__The input__:

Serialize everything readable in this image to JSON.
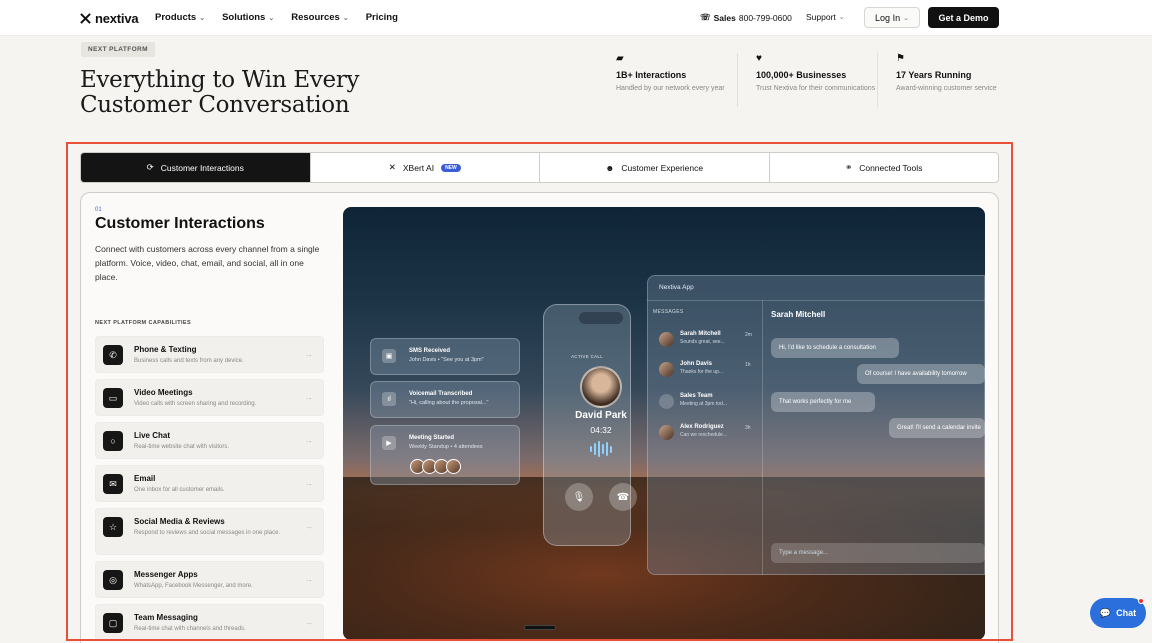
{
  "nav": {
    "logo": "nextiva",
    "menu": [
      "Products",
      "Solutions",
      "Resources",
      "Pricing"
    ],
    "sales_label": "Sales",
    "sales_number": "800-799-0600",
    "support": "Support",
    "login": "Log In",
    "demo": "Get a Demo"
  },
  "hero": {
    "badge": "NEXT PLATFORM",
    "headline_line1": "Everything to Win Every",
    "headline_line2": "Customer Conversation",
    "stats": [
      {
        "title": "1B+ Interactions",
        "desc": "Handled by our network every year",
        "icon": "chat-icon"
      },
      {
        "title": "100,000+ Businesses",
        "desc": "Trust Nextiva for their communications",
        "icon": "heart-icon"
      },
      {
        "title": "17 Years Running",
        "desc": "Award-winning customer service",
        "icon": "flag-icon"
      }
    ]
  },
  "tabs": [
    {
      "label": "Customer Interactions",
      "icon": "chat-refresh-icon"
    },
    {
      "label": "XBert AI",
      "icon": "sparkle-icon",
      "badge": "NEW"
    },
    {
      "label": "Customer Experience",
      "icon": "smile-icon"
    },
    {
      "label": "Connected Tools",
      "icon": "link-icon"
    }
  ],
  "panel": {
    "step": "01",
    "title": "Customer Interactions",
    "desc": "Connect with customers across every channel from a single platform. Voice, video, chat, email, and social, all in one place.",
    "caps_label": "NEXT PLATFORM CAPABILITIES",
    "capabilities": [
      {
        "title": "Phone & Texting",
        "desc": "Business calls and texts from any device."
      },
      {
        "title": "Video Meetings",
        "desc": "Video calls with screen sharing and recording."
      },
      {
        "title": "Live Chat",
        "desc": "Real-time website chat with visitors."
      },
      {
        "title": "Email",
        "desc": "One inbox for all customer emails."
      },
      {
        "title": "Social Media & Reviews",
        "desc": "Respond to reviews and social messages in one place."
      },
      {
        "title": "Messenger Apps",
        "desc": "WhatsApp, Facebook Messenger, and more."
      },
      {
        "title": "Team Messaging",
        "desc": "Real-time chat with channels and threads."
      }
    ]
  },
  "scene": {
    "notifications": [
      {
        "title": "SMS Received",
        "sub": "John Davis • \"See you at 3pm\""
      },
      {
        "title": "Voicemail Transcribed",
        "sub": "\"Hi, calling about the proposal...\""
      },
      {
        "title": "Meeting Started",
        "sub": "Weekly Standup • 4 attendees"
      }
    ],
    "phone": {
      "status": "ACTIVE CALL",
      "caller": "David Park",
      "timer": "04:32"
    },
    "app": {
      "title": "Nextiva App",
      "messages_label": "MESSAGES",
      "conversations": [
        {
          "name": "Sarah Mitchell",
          "preview": "Sounds great, see...",
          "time": "2m"
        },
        {
          "name": "John Davis",
          "preview": "Thanks for the up...",
          "time": "1h"
        },
        {
          "name": "Sales Team",
          "preview": "Meeting at 3pm tod...",
          "time": ""
        },
        {
          "name": "Alex Rodriguez",
          "preview": "Can we reschedule...",
          "time": "3h"
        }
      ],
      "chat_name": "Sarah Mitchell",
      "bubbles": [
        "Hi, I'd like to schedule a consultation",
        "Of course! I have availability tomorrow",
        "That works perfectly for me",
        "Great! I'll send a calendar invite"
      ],
      "placeholder": "Type a message..."
    }
  },
  "fab": {
    "label": "Chat"
  },
  "colors": {
    "accent": "#2a6fdc",
    "highlight": "#e8503a",
    "badge_new": "#3a5cd8"
  }
}
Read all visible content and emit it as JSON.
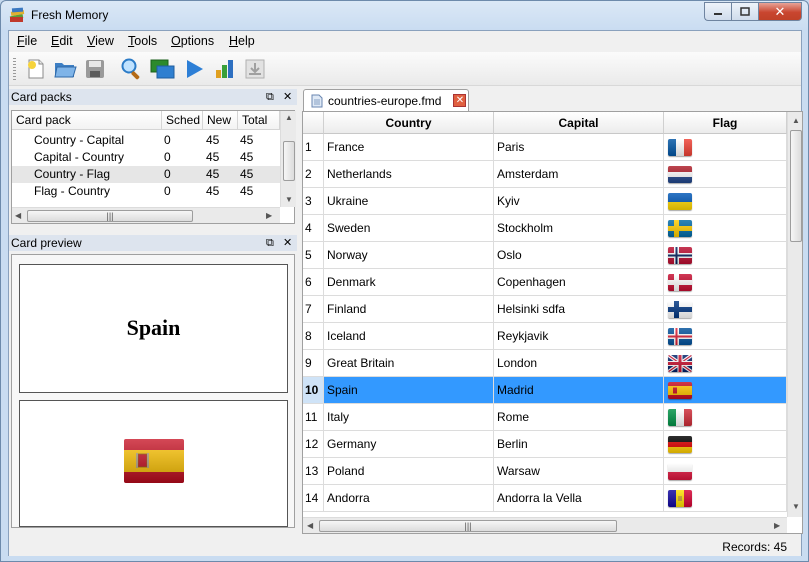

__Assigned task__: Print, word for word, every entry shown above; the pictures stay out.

__Completed task__:
Serialize everything readable in this image to JSON.
{
  "nav": {
    "logo": "nextiva",
    "menu": [
      "Products",
      "Solutions",
      "Resources",
      "Pricing"
    ],
    "sales_label": "Sales",
    "sales_number": "800-799-0600",
    "support": "Support",
    "login": "Log In",
    "demo": "Get a Demo"
  },
  "hero": {
    "badge": "NEXT PLATFORM",
    "headline_line1": "Everything to Win Every",
    "headline_line2": "Customer Conversation",
    "stats": [
      {
        "title": "1B+ Interactions",
        "desc": "Handled by our network every year",
        "icon": "chat-icon"
      },
      {
        "title": "100,000+ Businesses",
        "desc": "Trust Nextiva for their communications",
        "icon": "heart-icon"
      },
      {
        "title": "17 Years Running",
        "desc": "Award-winning customer service",
        "icon": "flag-icon"
      }
    ]
  },
  "tabs": [
    {
      "label": "Customer Interactions",
      "icon": "chat-refresh-icon"
    },
    {
      "label": "XBert AI",
      "icon": "sparkle-icon",
      "badge": "NEW"
    },
    {
      "label": "Customer Experience",
      "icon": "smile-icon"
    },
    {
      "label": "Connected Tools",
      "icon": "link-icon"
    }
  ],
  "panel": {
    "step": "01",
    "title": "Customer Interactions",
    "desc": "Connect with customers across every channel from a single platform. Voice, video, chat, email, and social, all in one place.",
    "caps_label": "NEXT PLATFORM CAPABILITIES",
    "capabilities": [
      {
        "title": "Phone & Texting",
        "desc": "Business calls and texts from any device."
      },
      {
        "title": "Video Meetings",
        "desc": "Video calls with screen sharing and recording."
      },
      {
        "title": "Live Chat",
        "desc": "Real-time website chat with visitors."
      },
      {
        "title": "Email",
        "desc": "One inbox for all customer emails."
      },
      {
        "title": "Social Media & Reviews",
        "desc": "Respond to reviews and social messages in one place."
      },
      {
        "title": "Messenger Apps",
        "desc": "WhatsApp, Facebook Messenger, and more."
      },
      {
        "title": "Team Messaging",
        "desc": "Real-time chat with channels and threads."
      }
    ]
  },
  "scene": {
    "notifications": [
      {
        "title": "SMS Received",
        "sub": "John Davis • \"See you at 3pm\""
      },
      {
        "title": "Voicemail Transcribed",
        "sub": "\"Hi, calling about the proposal...\""
      },
      {
        "title": "Meeting Started",
        "sub": "Weekly Standup • 4 attendees"
      }
    ],
    "phone": {
      "status": "ACTIVE CALL",
      "caller": "David Park",
      "timer": "04:32"
    },
    "app": {
      "title": "Nextiva App",
      "messages_label": "MESSAGES",
      "conversations": [
        {
          "name": "Sarah Mitchell",
          "preview": "Sounds great, see...",
          "time": "2m"
        },
        {
          "name": "John Davis",
          "preview": "Thanks for the up...",
          "time": "1h"
        },
        {
          "name": "Sales Team",
          "preview": "Meeting at 3pm tod...",
          "time": ""
        },
        {
          "name": "Alex Rodriguez",
          "preview": "Can we reschedule...",
          "time": "3h"
        }
      ],
      "chat_name": "Sarah Mitchell",
      "bubbles": [
        "Hi, I'd like to schedule a consultation",
        "Of course! I have availability tomorrow",
        "That works perfectly for me",
        "Great! I'll send a calendar invite"
      ],
      "placeholder": "Type a message..."
    }
  },
  "fab": {
    "label": "Chat"
  },
  "colors": {
    "accent": "#2a6fdc",
    "highlight": "#e8503a",
    "badge_new": "#3a5cd8"
  }
}
Read all visible content and emit it as JSON.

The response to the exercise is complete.